Dr. Scott Alexander to present "To Treat the Stranger as Neighbor: An Abrahamic Imperative" Jan. 14
Jan. 8, 2009
MOBILE, Ala. – Dr. Scott Alexander will present “To Treat the Stranger as Neighbor: An Abrahamic Imperative” at the monthly lecture of the Christus Theological Institute. The lecture, part of “Trialogue: Muslims, Jews and Christians – Together,” is set for 7 p.m. Thursday, Jan. 14 in Byrne Memorial Hall on the campus of Spring Hill College.

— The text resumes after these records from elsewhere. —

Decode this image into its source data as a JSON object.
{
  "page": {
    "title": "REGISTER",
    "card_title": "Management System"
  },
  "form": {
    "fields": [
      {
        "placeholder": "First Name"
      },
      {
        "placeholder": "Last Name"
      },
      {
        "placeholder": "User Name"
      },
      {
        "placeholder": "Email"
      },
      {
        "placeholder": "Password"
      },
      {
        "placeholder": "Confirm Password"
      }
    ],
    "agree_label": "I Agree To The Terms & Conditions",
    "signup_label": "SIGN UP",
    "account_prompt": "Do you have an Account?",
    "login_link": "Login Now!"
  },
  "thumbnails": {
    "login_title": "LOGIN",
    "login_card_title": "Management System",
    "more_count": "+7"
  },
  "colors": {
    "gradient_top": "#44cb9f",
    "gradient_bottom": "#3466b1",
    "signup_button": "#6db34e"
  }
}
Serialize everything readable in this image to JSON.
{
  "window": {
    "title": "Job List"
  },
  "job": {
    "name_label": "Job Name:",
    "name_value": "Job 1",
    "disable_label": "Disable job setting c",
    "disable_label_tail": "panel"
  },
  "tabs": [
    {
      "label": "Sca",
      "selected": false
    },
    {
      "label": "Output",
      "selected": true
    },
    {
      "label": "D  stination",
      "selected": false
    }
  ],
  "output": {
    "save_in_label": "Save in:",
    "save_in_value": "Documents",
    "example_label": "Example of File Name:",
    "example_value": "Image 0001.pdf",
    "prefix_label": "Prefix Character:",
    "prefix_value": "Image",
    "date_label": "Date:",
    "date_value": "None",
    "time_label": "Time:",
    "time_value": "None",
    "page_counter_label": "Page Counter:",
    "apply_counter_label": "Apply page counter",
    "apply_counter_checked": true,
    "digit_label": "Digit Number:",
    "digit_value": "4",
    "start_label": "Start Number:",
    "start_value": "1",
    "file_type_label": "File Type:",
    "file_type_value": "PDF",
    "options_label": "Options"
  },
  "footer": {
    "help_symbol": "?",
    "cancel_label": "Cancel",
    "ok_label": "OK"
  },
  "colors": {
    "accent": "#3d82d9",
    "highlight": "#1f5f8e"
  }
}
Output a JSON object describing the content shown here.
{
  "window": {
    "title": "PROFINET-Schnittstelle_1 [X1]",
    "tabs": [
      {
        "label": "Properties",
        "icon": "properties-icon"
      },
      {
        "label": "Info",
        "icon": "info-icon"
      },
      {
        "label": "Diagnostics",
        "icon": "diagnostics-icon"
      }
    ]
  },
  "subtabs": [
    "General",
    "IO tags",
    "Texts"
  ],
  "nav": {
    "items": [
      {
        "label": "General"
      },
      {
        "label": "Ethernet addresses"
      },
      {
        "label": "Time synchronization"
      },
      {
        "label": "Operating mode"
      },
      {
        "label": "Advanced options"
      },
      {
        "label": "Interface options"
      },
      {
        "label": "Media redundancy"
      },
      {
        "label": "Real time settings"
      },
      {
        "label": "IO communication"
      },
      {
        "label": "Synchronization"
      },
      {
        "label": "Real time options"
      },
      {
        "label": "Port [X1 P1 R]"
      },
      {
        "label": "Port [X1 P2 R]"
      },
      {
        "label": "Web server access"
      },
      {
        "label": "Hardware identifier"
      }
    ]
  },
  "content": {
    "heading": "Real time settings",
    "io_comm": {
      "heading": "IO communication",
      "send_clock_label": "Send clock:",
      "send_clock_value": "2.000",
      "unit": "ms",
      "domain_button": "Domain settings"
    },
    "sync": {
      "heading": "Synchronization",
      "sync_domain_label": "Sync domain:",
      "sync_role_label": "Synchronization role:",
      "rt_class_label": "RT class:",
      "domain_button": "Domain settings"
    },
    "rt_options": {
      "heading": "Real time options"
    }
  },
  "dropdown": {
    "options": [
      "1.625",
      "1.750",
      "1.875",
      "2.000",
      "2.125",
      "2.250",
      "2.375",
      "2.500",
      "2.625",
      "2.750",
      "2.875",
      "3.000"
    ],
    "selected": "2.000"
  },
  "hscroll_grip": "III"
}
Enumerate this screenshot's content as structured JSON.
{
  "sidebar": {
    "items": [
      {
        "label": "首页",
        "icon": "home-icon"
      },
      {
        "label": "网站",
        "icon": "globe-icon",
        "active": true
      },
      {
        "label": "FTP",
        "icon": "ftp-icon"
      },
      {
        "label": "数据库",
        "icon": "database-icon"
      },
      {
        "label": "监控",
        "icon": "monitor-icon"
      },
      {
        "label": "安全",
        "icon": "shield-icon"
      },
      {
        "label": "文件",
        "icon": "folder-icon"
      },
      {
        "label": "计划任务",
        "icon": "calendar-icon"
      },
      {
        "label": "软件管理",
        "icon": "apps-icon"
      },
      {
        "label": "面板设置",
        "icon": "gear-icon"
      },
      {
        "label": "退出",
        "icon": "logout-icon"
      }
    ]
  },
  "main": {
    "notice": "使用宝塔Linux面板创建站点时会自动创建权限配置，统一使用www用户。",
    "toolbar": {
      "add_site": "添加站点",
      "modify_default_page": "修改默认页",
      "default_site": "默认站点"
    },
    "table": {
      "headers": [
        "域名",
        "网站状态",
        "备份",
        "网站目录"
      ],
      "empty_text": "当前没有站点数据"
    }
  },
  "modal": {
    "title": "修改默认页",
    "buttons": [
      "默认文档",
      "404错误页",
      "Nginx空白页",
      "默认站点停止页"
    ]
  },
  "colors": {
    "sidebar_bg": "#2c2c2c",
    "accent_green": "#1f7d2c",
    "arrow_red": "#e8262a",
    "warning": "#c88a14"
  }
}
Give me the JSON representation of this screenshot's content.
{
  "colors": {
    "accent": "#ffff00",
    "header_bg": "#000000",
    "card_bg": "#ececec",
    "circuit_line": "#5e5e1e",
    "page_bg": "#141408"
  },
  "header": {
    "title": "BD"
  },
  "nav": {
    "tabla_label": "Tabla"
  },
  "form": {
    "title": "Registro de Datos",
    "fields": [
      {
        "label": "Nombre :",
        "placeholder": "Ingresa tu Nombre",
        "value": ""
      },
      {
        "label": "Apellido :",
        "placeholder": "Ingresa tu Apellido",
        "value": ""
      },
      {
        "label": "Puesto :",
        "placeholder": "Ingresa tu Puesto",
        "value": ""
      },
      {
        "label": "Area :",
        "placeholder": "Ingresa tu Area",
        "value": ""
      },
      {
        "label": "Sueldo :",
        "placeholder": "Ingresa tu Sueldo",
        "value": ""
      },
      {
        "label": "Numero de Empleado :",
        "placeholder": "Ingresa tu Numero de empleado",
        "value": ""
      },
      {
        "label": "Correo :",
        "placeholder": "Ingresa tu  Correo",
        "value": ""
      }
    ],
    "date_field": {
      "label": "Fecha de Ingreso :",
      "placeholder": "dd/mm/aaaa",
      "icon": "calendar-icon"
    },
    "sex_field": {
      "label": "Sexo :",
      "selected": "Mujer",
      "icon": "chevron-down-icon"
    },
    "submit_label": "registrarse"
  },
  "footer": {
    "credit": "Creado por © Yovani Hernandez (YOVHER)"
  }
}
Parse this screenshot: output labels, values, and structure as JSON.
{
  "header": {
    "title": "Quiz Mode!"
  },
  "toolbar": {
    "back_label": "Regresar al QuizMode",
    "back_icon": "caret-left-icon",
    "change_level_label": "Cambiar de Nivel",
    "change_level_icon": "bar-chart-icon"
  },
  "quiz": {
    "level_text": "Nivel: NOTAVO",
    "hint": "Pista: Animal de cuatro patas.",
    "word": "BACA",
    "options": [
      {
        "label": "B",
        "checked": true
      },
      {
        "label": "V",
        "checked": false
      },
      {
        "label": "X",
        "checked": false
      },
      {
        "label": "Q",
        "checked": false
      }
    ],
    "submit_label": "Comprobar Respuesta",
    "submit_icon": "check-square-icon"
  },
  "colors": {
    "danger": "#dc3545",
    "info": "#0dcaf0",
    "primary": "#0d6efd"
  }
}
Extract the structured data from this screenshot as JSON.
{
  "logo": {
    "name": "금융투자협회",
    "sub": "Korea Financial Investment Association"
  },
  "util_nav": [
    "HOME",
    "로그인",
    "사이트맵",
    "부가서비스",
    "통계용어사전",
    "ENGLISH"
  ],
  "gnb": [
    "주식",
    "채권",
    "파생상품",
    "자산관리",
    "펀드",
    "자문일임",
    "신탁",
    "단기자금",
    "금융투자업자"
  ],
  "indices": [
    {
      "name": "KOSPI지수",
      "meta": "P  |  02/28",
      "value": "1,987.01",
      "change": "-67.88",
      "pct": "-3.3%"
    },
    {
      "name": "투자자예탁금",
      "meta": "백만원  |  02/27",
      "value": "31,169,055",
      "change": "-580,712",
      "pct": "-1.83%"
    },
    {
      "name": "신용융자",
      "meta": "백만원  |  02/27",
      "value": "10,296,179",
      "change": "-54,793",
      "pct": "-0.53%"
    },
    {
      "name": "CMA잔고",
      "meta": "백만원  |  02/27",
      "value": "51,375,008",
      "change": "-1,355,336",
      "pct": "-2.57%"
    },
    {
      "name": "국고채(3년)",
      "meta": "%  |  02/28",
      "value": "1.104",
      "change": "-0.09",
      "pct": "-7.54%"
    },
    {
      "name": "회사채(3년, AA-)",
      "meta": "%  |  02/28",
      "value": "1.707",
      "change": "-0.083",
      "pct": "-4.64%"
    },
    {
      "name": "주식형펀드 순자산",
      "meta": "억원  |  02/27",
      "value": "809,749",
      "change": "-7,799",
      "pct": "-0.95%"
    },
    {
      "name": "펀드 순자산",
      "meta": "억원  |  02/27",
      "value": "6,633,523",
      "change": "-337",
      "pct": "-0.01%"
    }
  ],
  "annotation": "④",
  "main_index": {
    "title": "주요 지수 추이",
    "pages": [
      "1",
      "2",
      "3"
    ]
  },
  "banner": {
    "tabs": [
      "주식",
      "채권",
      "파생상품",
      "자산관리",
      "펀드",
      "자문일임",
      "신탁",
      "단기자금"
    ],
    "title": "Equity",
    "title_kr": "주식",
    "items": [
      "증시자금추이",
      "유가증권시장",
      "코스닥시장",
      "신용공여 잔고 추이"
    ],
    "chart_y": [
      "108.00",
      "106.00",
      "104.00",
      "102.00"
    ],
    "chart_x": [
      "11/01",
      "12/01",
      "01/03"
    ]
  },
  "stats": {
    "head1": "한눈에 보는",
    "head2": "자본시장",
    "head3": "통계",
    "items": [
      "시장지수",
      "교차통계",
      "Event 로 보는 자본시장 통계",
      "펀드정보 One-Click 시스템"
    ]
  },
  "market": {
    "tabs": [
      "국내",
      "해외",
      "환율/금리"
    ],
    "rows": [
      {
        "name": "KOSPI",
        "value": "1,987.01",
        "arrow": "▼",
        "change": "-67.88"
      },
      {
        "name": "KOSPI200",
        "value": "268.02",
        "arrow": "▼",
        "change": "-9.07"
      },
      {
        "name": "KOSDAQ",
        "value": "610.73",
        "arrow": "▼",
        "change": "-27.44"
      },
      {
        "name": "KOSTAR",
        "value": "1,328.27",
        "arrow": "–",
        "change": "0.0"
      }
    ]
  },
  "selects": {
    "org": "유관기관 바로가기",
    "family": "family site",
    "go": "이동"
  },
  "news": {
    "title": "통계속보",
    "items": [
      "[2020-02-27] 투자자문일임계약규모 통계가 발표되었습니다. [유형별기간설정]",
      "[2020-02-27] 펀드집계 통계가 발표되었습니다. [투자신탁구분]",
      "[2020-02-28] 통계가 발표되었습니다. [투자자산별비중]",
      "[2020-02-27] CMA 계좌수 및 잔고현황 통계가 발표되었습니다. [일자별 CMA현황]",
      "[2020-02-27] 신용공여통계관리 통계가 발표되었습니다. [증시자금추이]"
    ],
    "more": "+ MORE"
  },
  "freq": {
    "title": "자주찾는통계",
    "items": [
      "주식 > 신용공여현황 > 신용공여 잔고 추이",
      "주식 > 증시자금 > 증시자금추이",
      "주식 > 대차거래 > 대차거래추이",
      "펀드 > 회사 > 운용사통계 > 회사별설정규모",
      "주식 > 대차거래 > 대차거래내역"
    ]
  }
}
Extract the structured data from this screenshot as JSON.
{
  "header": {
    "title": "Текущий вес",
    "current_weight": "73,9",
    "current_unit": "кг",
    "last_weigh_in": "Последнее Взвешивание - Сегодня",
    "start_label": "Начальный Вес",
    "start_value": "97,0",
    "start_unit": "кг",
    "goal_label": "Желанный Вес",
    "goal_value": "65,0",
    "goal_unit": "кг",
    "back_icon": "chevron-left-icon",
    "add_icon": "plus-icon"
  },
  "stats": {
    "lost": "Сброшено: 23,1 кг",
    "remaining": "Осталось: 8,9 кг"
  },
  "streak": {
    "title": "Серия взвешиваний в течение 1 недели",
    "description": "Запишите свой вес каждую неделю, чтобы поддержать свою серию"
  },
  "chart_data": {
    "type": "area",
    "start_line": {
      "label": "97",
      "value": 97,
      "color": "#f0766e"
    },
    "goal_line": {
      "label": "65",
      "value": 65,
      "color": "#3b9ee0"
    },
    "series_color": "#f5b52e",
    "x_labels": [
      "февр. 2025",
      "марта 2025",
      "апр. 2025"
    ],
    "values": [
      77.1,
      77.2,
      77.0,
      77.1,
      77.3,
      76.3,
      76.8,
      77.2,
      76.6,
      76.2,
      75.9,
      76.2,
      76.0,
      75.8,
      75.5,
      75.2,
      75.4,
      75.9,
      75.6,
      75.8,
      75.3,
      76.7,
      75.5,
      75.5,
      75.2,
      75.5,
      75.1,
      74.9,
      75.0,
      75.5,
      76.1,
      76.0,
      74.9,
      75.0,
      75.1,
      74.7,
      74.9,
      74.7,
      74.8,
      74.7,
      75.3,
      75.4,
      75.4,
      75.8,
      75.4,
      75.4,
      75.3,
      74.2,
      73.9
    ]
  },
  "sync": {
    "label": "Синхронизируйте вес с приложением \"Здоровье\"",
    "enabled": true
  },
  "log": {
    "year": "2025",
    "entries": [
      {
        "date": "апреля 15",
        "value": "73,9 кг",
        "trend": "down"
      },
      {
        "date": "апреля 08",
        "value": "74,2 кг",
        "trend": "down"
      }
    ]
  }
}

Alexander’s interest in Islam dates back to the early 1980s, when he was witnessing the events of the Islamist revolution in Iran, and concentrating in comparative religion as an undergraduate at Harvard. After graduating magna cum laude from Harvard, Alexander went on to Columbia University in New York where he earned an M.A. and Ph.D. in the history of religions, with a concentration in Islamic studies. From 1986 to 1990, he taught courses on Islam and the history of religions at Columbia, Fordham, and Princeton University, and in1991 took a position on the religious studies faculty at Indiana University in Bloomington where he taught as an assistant professor of Islamic studies from 1993 to 2000.
Alexander is Associate Professor of Islam, Chair of the Department of Intercultural Studies and Ministry, and director of the school’s Catholic-Muslim Studies Program at Catholic Theological Union in Chicago. He serves as consultant on Catholic-Muslim relations for the United States Conference of Catholic Bishops and for Centro Internazionale di Studi e Ricerche Oasis at the Marcianum in Venice, Italy. Alexander serves on the editorial board of the Journal of Islamic Law and Culture and co-editor of “A Dictionary of Christian-Muslim Relations.” He is the author of a number of articles on Islamic history and religion and Christian-Muslim Relations published in scholarly journals, edited collections, and encyclopedias.
In March 2007, Alexander was one of five U.S. scholars to be awarded an Association of Theological Schools Lilly Faculty Fellowship in support of his research and writing. Beyond his extensive work with the Muslim community in Chicago and the U.S., Alexander has first-hand experience with Muslim communities in the traditional Muslim world and is currently working to expand the outreach of CTU’s Catholic-Muslim Studies Program to similar programs in Nigeria, the Middle East, and Southeast Asia.
Christus Theological Institute, housed at Spring Hill College, was formed in 1989 and offers a unique opportunity for grass-roots ecumenism among Christians and churches of the Mobile Bay area.
Admission for Christus members is free and for guests, $2. Byrne Memorial Hall is located near the Old Shell Road entrance to the College. For more information about this lecture or the Christus Theological Institute, contact the Department of Theology at (251) 380-4660 or by e-mail at email@example.com.